One of the key myths of the American Catholic imagination is this: After 200 years of fighting against public prejudice, Catholics finally broke through into America’s mainstream with the 1960 election of John F. Kennedy as president. It’s a happy thought ... They’ve climbed, at long last, the Mt. Zion of social acceptance.These excerpts are from a long and substantial article by the Archbishop of Denver, and we cannot begin to do it justice here, but only offer these brief quotations as an invitation to read the entire piece. The discussion of Puritanism is interesting, as well as the evolution of the Catholic presence in public life, for better or worse.
So goes the tale. What this has actually meant for the direction of American life, however, is another matter....

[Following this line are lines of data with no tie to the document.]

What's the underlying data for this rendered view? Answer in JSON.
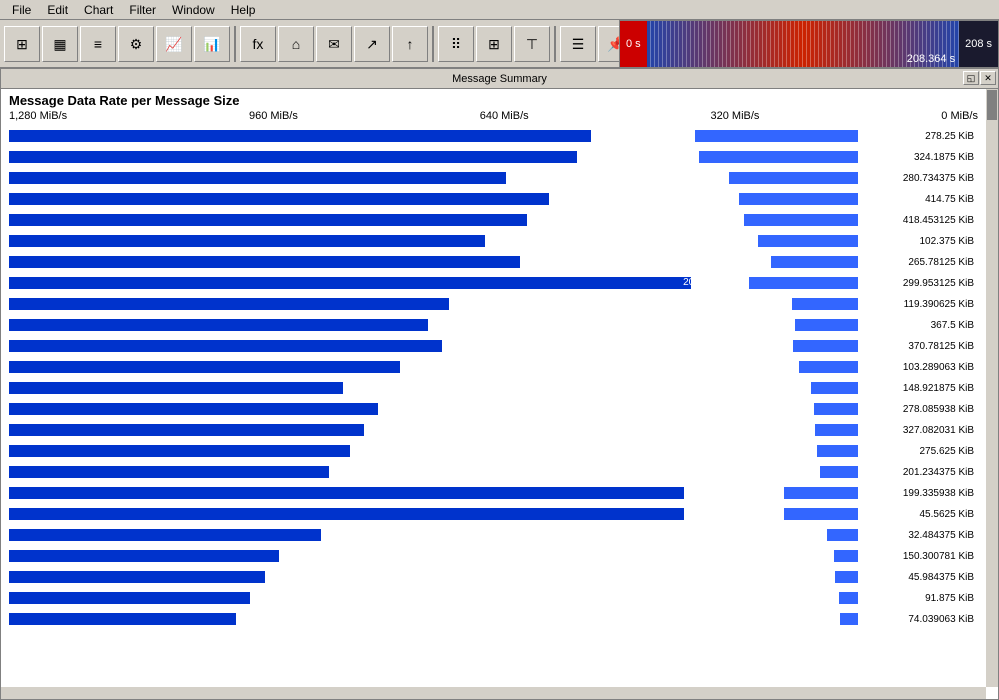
{
  "menubar": {
    "items": [
      "File",
      "Edit",
      "Chart",
      "Filter",
      "Window",
      "Help"
    ]
  },
  "timeline": {
    "start_label": "0 s",
    "end_label": "208 s",
    "time_marker": "208.364 s"
  },
  "window": {
    "title": "Message Summary",
    "chart_title": "Message Data Rate per Message Size"
  },
  "axis": {
    "labels": [
      "1,280 MiB/s",
      "960 MiB/s",
      "640 MiB/s",
      "320 MiB/s",
      "0 MiB/s"
    ]
  },
  "bars": [
    {
      "rate": "362.986 MiB/s",
      "size": "278.25 KiB",
      "outer_pct": 82,
      "inner_pct": 28
    },
    {
      "rate": "358.183 MiB/s",
      "size": "324.1875 KiB",
      "outer_pct": 80,
      "inner_pct": 28
    },
    {
      "rate": "338.63 MiB/s",
      "size": "280.734375 KiB",
      "outer_pct": 70,
      "inner_pct": 26
    },
    {
      "rate": "285.247 MiB/s",
      "size": "414.75 KiB",
      "outer_pct": 76,
      "inner_pct": 22
    },
    {
      "rate": "284.502 MiB/s",
      "size": "418.453125 KiB",
      "outer_pct": 73,
      "inner_pct": 22
    },
    {
      "rate": "270.838 MiB/s",
      "size": "102.375 KiB",
      "outer_pct": 67,
      "inner_pct": 21
    },
    {
      "rate": "218.484 MiB/s",
      "size": "265.78125 KiB",
      "outer_pct": 72,
      "inner_pct": 17
    },
    {
      "rate": "208.848 MiB/s",
      "size": "299.953125 KiB",
      "outer_pct": 96,
      "inner_pct": 16
    },
    {
      "rate": "196.794 MiB/s",
      "size": "119.390625 KiB",
      "outer_pct": 62,
      "inner_pct": 15
    },
    {
      "rate": "196.361 MiB/s",
      "size": "367.5 KiB",
      "outer_pct": 59,
      "inner_pct": 15
    },
    {
      "rate": "191.816 MiB/s",
      "size": "370.78125 KiB",
      "outer_pct": 61,
      "inner_pct": 15
    },
    {
      "rate": "186.587 MiB/s",
      "size": "103.289063 KiB",
      "outer_pct": 55,
      "inner_pct": 15
    },
    {
      "rate": "175.799 MiB/s",
      "size": "148.921875 KiB",
      "outer_pct": 47,
      "inner_pct": 14
    },
    {
      "rate": "158.466 MiB/s",
      "size": "278.085938 KiB",
      "outer_pct": 52,
      "inner_pct": 12
    },
    {
      "rate": "158.336 MiB/s",
      "size": "327.082031 KiB",
      "outer_pct": 50,
      "inner_pct": 12
    },
    {
      "rate": "153.703 MiB/s",
      "size": "275.625 KiB",
      "outer_pct": 48,
      "inner_pct": 12
    },
    {
      "rate": "153.229 MiB/s",
      "size": "201.234375 KiB",
      "outer_pct": 45,
      "inner_pct": 12
    },
    {
      "rate": "147.844 MiB/s",
      "size": "199.335938 KiB",
      "outer_pct": 95,
      "inner_pct": 11
    },
    {
      "rate": "135.651 MiB/s",
      "size": "45.5625 KiB",
      "outer_pct": 95,
      "inner_pct": 11
    },
    {
      "rate": "134.682 MiB/s",
      "size": "32.484375 KiB",
      "outer_pct": 44,
      "inner_pct": 10
    },
    {
      "rate": "121.162 MiB/s",
      "size": "150.300781 KiB",
      "outer_pct": 38,
      "inner_pct": 9
    },
    {
      "rate": "113.431 MiB/s",
      "size": "45.984375 KiB",
      "outer_pct": 36,
      "inner_pct": 9
    },
    {
      "rate": "109.123 MiB/s",
      "size": "91.875 KiB",
      "outer_pct": 34,
      "inner_pct": 8
    },
    {
      "rate": "104.773 MiB/s",
      "size": "74.039063 KiB",
      "outer_pct": 32,
      "inner_pct": 8
    }
  ]
}
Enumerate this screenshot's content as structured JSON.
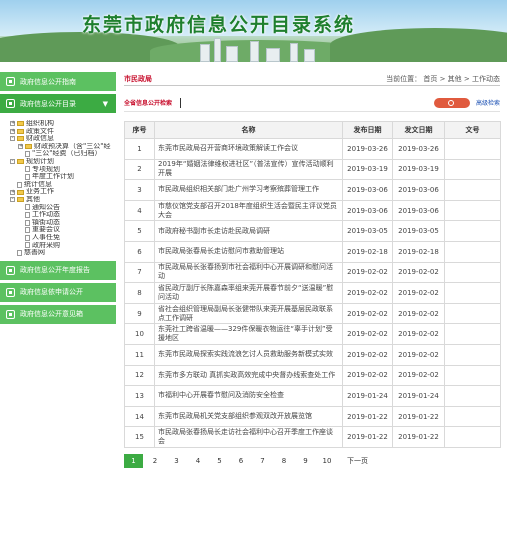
{
  "banner": {
    "title": "东莞市政府信息公开目录系统"
  },
  "left_menu": {
    "top_items": [
      {
        "label": "政府信息公开指南"
      },
      {
        "label": "政府信息公开目录"
      }
    ],
    "tree": [
      {
        "label": "组织机构",
        "level": 1,
        "kind": "folder",
        "expand": "+"
      },
      {
        "label": "政策文件",
        "level": 1,
        "kind": "folder",
        "expand": "+"
      },
      {
        "label": "财政信息",
        "level": 1,
        "kind": "folder",
        "expand": "-"
      },
      {
        "label": "财政预决算（含\"三公\"经",
        "level": 2,
        "kind": "folder",
        "expand": "+"
      },
      {
        "label": "\"三公\"经费（已归档）",
        "level": 2,
        "kind": "file",
        "expand": ""
      },
      {
        "label": "规划计划",
        "level": 1,
        "kind": "folder",
        "expand": "-"
      },
      {
        "label": "专项规划",
        "level": 2,
        "kind": "file",
        "expand": ""
      },
      {
        "label": "年度工作计划",
        "level": 2,
        "kind": "file",
        "expand": ""
      },
      {
        "label": "统计信息",
        "level": 1,
        "kind": "file",
        "expand": ""
      },
      {
        "label": "业务工作",
        "level": 1,
        "kind": "folder",
        "expand": "+"
      },
      {
        "label": "其他",
        "level": 1,
        "kind": "folder",
        "expand": "-"
      },
      {
        "label": "通知公告",
        "level": 2,
        "kind": "file",
        "expand": ""
      },
      {
        "label": "工作动态",
        "level": 2,
        "kind": "file",
        "expand": ""
      },
      {
        "label": "镇街动态",
        "level": 2,
        "kind": "file",
        "expand": ""
      },
      {
        "label": "重要会议",
        "level": 2,
        "kind": "file",
        "expand": ""
      },
      {
        "label": "人事任免",
        "level": 2,
        "kind": "file",
        "expand": ""
      },
      {
        "label": "政府采购",
        "level": 2,
        "kind": "file",
        "expand": ""
      },
      {
        "label": "慈善网",
        "level": 1,
        "kind": "file",
        "expand": ""
      }
    ],
    "bottom_items": [
      {
        "label": "政府信息公开年度报告"
      },
      {
        "label": "政府信息依申请公开"
      },
      {
        "label": "政府信息公开意见箱"
      }
    ]
  },
  "main": {
    "section_title": "市民政局",
    "breadcrumb": "当前位置： 首页 > 其他 > 工作动态",
    "search": {
      "label": "全省信息公开检索",
      "placeholder": "",
      "advanced": "高级检索"
    },
    "table": {
      "headers": [
        "序号",
        "名称",
        "发布日期",
        "发文日期",
        "文号"
      ],
      "rows": [
        [
          "1",
          "东莞市民政局召开营商环境政策解读工作会议",
          "2019-03-26",
          "2019-03-26",
          ""
        ],
        [
          "2",
          "2019年“婚姻法律维权进社区”（普法宣传）宣传活动顺利开展",
          "2019-03-19",
          "2019-03-19",
          ""
        ],
        [
          "3",
          "市民政局组织相关部门赴广州学习考察殡葬管理工作",
          "2019-03-06",
          "2019-03-06",
          ""
        ],
        [
          "4",
          "市慈仪馆党支部召开2018年度组织生活会暨民主评议党员大会",
          "2019-03-06",
          "2019-03-06",
          ""
        ],
        [
          "5",
          "市政府秘书副市长走访赴民政局调研",
          "2019-03-05",
          "2019-03-05",
          ""
        ],
        [
          "6",
          "市民政局张春局长走访慰问市救助管理站",
          "2019-02-18",
          "2019-02-18",
          ""
        ],
        [
          "7",
          "市民政局局长张春扬到市社会福利中心开展调研和慰问活动",
          "2019-02-02",
          "2019-02-02",
          ""
        ],
        [
          "8",
          "省民政厅副厅长陈嘉森率组来莞开展春节前夕“送温暖”慰问活动",
          "2019-02-02",
          "2019-02-02",
          ""
        ],
        [
          "9",
          "省社会组织管理局副局长张健带队来莞开展基层民政联系点工作调研",
          "2019-02-02",
          "2019-02-02",
          ""
        ],
        [
          "10",
          "东莞社工跨省温暖——329件保暖衣物运往“辜手计划”受援地区",
          "2019-02-02",
          "2019-02-02",
          ""
        ],
        [
          "11",
          "东莞市民政局探索实践流浪乞讨人员救助服务新模式实效",
          "2019-02-02",
          "2019-02-02",
          ""
        ],
        [
          "12",
          "东莞市多方联动 真抓实政高效完成中央督办线索查处工作",
          "2019-02-02",
          "2019-02-02",
          ""
        ],
        [
          "13",
          "市福利中心开展春节慰问及消防安全检查",
          "2019-01-24",
          "2019-01-24",
          ""
        ],
        [
          "14",
          "东莞市民政局机关党支部组织参观双改开放展览馆",
          "2019-01-22",
          "2019-01-22",
          ""
        ],
        [
          "15",
          "市民政局张春扬局长走访社会福利中心召开季度工作座谈会",
          "2019-01-22",
          "2019-01-22",
          ""
        ]
      ]
    },
    "pager": {
      "pages": [
        "1",
        "2",
        "3",
        "4",
        "5",
        "6",
        "7",
        "8",
        "9",
        "10"
      ],
      "current": "1",
      "next": "下一页"
    }
  },
  "colors": {
    "green": "#3cab43",
    "red": "#c8102e",
    "link_blue": "#1a4fb3"
  }
}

... “I shop, therefore I am” is not a good premise for life in a democratic society like the United States. Our country depends for its survival on an engaged, literate electorate gathered around commonly held ideals.
... As Catholics, like so many other American Christians, we have too often made our country what it is through our appetite for success, our self-delusion, our eagerness to fit in, our vanity, our compromises, our self-absorption and our tepid faith.
... In the name of tolerance and pluralism, we have forgotten why and how we began as nation; and we have undermined our ability to ground our arguments in anything higher than our own sectarian opinions.
[Hat tip to J.M.]